* _Try it_: Please copy the entries below word for word.

* _Record extracts_:

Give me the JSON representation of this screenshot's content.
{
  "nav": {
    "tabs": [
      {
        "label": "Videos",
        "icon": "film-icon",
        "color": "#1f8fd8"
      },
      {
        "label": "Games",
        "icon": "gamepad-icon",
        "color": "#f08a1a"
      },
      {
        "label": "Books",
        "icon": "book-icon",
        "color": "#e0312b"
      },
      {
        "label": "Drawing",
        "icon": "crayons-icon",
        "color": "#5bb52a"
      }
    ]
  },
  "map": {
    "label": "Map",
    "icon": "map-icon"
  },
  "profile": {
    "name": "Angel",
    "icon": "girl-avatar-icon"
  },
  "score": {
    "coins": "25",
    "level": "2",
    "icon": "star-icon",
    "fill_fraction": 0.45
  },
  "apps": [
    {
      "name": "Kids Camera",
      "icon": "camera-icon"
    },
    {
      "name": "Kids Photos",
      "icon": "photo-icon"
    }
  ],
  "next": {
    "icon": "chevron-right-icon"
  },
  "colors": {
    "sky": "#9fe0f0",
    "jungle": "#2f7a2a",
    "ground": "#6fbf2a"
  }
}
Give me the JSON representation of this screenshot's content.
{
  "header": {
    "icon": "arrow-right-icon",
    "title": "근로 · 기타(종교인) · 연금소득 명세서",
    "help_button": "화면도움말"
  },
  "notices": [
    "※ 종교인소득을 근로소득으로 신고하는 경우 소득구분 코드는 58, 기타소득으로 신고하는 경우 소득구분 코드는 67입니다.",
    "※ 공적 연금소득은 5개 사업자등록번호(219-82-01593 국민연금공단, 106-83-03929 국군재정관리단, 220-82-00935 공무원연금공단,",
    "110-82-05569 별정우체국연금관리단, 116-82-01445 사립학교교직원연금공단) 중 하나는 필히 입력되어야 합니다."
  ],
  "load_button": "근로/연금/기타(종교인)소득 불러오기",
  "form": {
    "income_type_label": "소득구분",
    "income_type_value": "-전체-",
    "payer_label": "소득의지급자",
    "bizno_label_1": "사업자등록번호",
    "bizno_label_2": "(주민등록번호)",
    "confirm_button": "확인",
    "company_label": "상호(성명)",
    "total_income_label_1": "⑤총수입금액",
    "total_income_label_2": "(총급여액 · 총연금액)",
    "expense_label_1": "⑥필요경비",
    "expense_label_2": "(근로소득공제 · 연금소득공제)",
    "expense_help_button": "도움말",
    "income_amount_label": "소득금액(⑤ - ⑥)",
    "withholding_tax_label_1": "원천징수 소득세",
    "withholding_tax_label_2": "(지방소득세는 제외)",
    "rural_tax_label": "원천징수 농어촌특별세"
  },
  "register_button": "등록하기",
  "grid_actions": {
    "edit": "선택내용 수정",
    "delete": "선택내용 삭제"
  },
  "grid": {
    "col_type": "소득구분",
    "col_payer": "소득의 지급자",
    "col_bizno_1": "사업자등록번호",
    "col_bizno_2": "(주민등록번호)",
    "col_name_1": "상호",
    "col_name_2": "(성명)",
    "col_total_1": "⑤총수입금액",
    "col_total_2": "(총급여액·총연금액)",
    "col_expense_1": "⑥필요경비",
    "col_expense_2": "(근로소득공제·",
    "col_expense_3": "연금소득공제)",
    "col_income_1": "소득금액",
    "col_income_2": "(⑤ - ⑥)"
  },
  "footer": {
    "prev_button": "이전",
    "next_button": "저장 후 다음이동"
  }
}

* _Result for this task_:
Give me the JSON representation of this screenshot's content.
{
  "nav": {
    "tabs": [
      {
        "label": "Videos",
        "icon": "film-icon",
        "color": "#1f8fd8"
      },
      {
        "label": "Games",
        "icon": "gamepad-icon",
        "color": "#f08a1a"
      },
      {
        "label": "Books",
        "icon": "book-icon",
        "color": "#e0312b"
      },
      {
        "label": "Drawing",
        "icon": "crayons-icon",
        "color": "#5bb52a"
      }
    ]
  },
  "map": {
    "label": "Map",
    "icon": "map-icon"
  },
  "profile": {
    "name": "Angel",
    "icon": "girl-avatar-icon"
  },
  "score": {
    "coins": "25",
    "level": "2",
    "icon": "star-icon",
    "fill_fraction": 0.45
  },
  "apps": [
    {
      "name": "Kids Camera",
      "icon": "camera-icon"
    },
    {
      "name": "Kids Photos",
      "icon": "photo-icon"
    }
  ],
  "next": {
    "icon": "chevron-right-icon"
  },
  "colors": {
    "sky": "#9fe0f0",
    "jungle": "#2f7a2a",
    "ground": "#6fbf2a"
  }
}
Give me the JSON representation of this screenshot's content.
{
  "header": {
    "icon": "arrow-right-icon",
    "title": "근로 · 기타(종교인) · 연금소득 명세서",
    "help_button": "화면도움말"
  },
  "notices": [
    "※ 종교인소득을 근로소득으로 신고하는 경우 소득구분 코드는 58, 기타소득으로 신고하는 경우 소득구분 코드는 67입니다.",
    "※ 공적 연금소득은 5개 사업자등록번호(219-82-01593 국민연금공단, 106-83-03929 국군재정관리단, 220-82-00935 공무원연금공단,",
    "110-82-05569 별정우체국연금관리단, 116-82-01445 사립학교교직원연금공단) 중 하나는 필히 입력되어야 합니다."
  ],
  "load_button": "근로/연금/기타(종교인)소득 불러오기",
  "form": {
    "income_type_label": "소득구분",
    "income_type_value": "-전체-",
    "payer_label": "소득의지급자",
    "bizno_label_1": "사업자등록번호",
    "bizno_label_2": "(주민등록번호)",
    "confirm_button": "확인",
    "company_label": "상호(성명)",
    "total_income_label_1": "⑤총수입금액",
    "total_income_label_2": "(총급여액 · 총연금액)",
    "expense_label_1": "⑥필요경비",
    "expense_label_2": "(근로소득공제 · 연금소득공제)",
    "expense_help_button": "도움말",
    "income_amount_label": "소득금액(⑤ - ⑥)",
    "withholding_tax_label_1": "원천징수 소득세",
    "withholding_tax_label_2": "(지방소득세는 제외)",
    "rural_tax_label": "원천징수 농어촌특별세"
  },
  "register_button": "등록하기",
  "grid_actions": {
    "edit": "선택내용 수정",
    "delete": "선택내용 삭제"
  },
  "grid": {
    "col_type": "소득구분",
    "col_payer": "소득의 지급자",
    "col_bizno_1": "사업자등록번호",
    "col_bizno_2": "(주민등록번호)",
    "col_name_1": "상호",
    "col_name_2": "(성명)",
    "col_total_1": "⑤총수입금액",
    "col_total_2": "(총급여액·총연금액)",
    "col_expense_1": "⑥필요경비",
    "col_expense_2": "(근로소득공제·",
    "col_expense_3": "연금소득공제)",
    "col_income_1": "소득금액",
    "col_income_2": "(⑤ - ⑥)"
  },
  "footer": {
    "prev_button": "이전",
    "next_button": "저장 후 다음이동"
  }
}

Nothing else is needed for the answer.